One of the most spectacular museum buildings in the world is to be found in the Teutoburg Forest. The curved façade of the Marta Herford museum appears to be dancing. But there is no need to worry. Nobody need miss a beat inside the museum of contemporary art, architecture and design. All of the rooms are accessible without steps and there is a whole range of easily accessible offerings for adults and children. The Max Ernst Museum in Brühl is similarly laid out, where people with and without impairments can look at the work of the painter and sculptor up close with “seeing hands”. In addition to this, audio guides with atmospheric sounds and original recordings create a sensory experience as you go around the exhibition.

An original commentary known to everyone greets visitors to the German Football Museum in Dortmund. You are plunged into the action straight away on the escalator as you hear Zimmermann shout: “Rahn müsste schießen, Rahn schießt ...” (Rahn has to shoot, Rahn shoots ...). And on guided tours for people with visual impairments, valuable exhibits like a replica of the World Cup trophy are even taken out of the display cabinets. Without having to climb any steps, visitors can reach the rooftop of the Dortmunder U. The former Dortmunder Union Brauerei building, whose striking U on the roof defines the city silhouette, is home to an art and creativity centre.

Tree house at the Sorpesee in Sundern in Sauerland, © Tourismus NRW e.V.

Ad­ven­ture for the whole fam­ily

From climb­ing to wa­ter parks

It takes a little bit of courage to allow yourself to be hoisted up into the air. But once you have overcome your fear, a trip to Grenzenlos Kletterpark is fun for all the family. Because this inclusive climbing park in Gütersloh challenges children and adults with and without impairments to explore their own limits and even to exceed them. Because everyone can rely on everyone else here. Children and adults also learn with and from each other at Naturparkzentrum Gymnicher Mühle. Here, everything revolves around the “Vom Korn zum Brot” (from grain to bread) trail. And in summer, a large water adventure park around the 800 year old mill in Rhineland Nature Park entices with lots of play areas to be experienced together.  

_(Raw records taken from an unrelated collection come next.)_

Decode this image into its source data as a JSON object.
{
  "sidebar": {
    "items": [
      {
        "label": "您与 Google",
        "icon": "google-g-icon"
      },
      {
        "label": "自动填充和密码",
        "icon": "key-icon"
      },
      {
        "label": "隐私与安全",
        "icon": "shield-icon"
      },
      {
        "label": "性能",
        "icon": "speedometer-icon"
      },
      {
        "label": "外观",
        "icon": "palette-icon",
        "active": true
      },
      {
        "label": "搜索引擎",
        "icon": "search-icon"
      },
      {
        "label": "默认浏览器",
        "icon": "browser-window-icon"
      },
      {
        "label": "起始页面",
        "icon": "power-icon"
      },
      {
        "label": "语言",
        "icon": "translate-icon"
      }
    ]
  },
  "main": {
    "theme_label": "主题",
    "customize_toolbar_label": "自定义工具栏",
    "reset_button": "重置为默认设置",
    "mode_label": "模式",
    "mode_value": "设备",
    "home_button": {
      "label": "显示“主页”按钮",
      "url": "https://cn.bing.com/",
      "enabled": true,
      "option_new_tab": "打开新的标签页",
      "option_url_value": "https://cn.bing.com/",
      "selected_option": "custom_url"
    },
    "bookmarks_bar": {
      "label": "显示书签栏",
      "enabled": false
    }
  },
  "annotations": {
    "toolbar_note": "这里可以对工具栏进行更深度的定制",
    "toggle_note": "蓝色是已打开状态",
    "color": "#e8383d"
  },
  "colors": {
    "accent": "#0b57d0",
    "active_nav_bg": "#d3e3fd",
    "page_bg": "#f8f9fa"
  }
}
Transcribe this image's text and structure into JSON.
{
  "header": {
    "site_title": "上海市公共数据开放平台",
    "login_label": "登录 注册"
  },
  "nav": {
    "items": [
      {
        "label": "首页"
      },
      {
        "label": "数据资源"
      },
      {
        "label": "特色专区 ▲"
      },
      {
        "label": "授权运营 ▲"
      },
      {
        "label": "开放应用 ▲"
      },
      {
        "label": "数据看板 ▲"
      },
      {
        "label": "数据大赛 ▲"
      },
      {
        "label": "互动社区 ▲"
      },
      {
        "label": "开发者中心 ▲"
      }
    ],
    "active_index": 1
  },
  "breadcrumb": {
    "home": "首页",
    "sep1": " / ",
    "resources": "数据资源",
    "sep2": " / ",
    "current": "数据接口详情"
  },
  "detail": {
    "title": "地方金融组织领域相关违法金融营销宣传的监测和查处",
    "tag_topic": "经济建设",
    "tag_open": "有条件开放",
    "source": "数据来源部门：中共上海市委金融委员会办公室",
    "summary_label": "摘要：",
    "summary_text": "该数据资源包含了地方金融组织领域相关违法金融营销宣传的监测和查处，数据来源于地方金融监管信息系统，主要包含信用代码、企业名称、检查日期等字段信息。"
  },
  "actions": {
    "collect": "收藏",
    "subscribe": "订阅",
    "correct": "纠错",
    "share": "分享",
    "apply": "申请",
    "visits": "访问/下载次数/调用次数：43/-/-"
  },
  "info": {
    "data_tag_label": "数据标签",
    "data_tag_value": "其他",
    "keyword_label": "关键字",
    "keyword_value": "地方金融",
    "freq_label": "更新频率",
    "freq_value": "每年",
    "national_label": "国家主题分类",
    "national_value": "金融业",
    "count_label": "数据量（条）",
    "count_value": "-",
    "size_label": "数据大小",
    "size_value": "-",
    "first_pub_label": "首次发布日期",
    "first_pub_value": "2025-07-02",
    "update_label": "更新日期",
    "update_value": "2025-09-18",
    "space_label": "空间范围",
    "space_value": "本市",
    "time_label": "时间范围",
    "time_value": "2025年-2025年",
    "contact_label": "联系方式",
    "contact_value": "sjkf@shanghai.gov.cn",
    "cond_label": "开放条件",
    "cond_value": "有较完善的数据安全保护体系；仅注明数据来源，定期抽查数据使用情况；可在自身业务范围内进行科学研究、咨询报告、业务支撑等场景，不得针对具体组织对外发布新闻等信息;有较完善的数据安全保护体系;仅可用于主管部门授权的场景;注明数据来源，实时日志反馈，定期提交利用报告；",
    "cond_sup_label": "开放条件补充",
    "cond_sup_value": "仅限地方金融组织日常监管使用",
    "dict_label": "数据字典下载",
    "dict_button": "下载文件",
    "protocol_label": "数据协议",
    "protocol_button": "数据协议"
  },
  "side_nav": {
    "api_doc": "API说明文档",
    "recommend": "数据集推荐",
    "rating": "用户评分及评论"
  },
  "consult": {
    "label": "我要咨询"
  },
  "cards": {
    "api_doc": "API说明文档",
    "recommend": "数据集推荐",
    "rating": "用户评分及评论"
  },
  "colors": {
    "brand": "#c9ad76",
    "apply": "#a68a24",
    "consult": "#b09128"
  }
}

  • Deutsches Fußballmuseum vom Königswall aus, © DFM Hannappel
    Max Ernst Museum in Brühl, exterior view, © Tourismus NRW e.V.
    Neanderthal Museum, © Neanderthal Museum / H.Neumann
  • Zeche Zollverein 360 Grad, © Tourismus NRW e.V.
    Tree house at the Sorpesee in Sundern in Sauerland, © Tourismus NRW e.V.
    Marta Herford in Herford, exterior view from above, © Tourismus NRW e.V.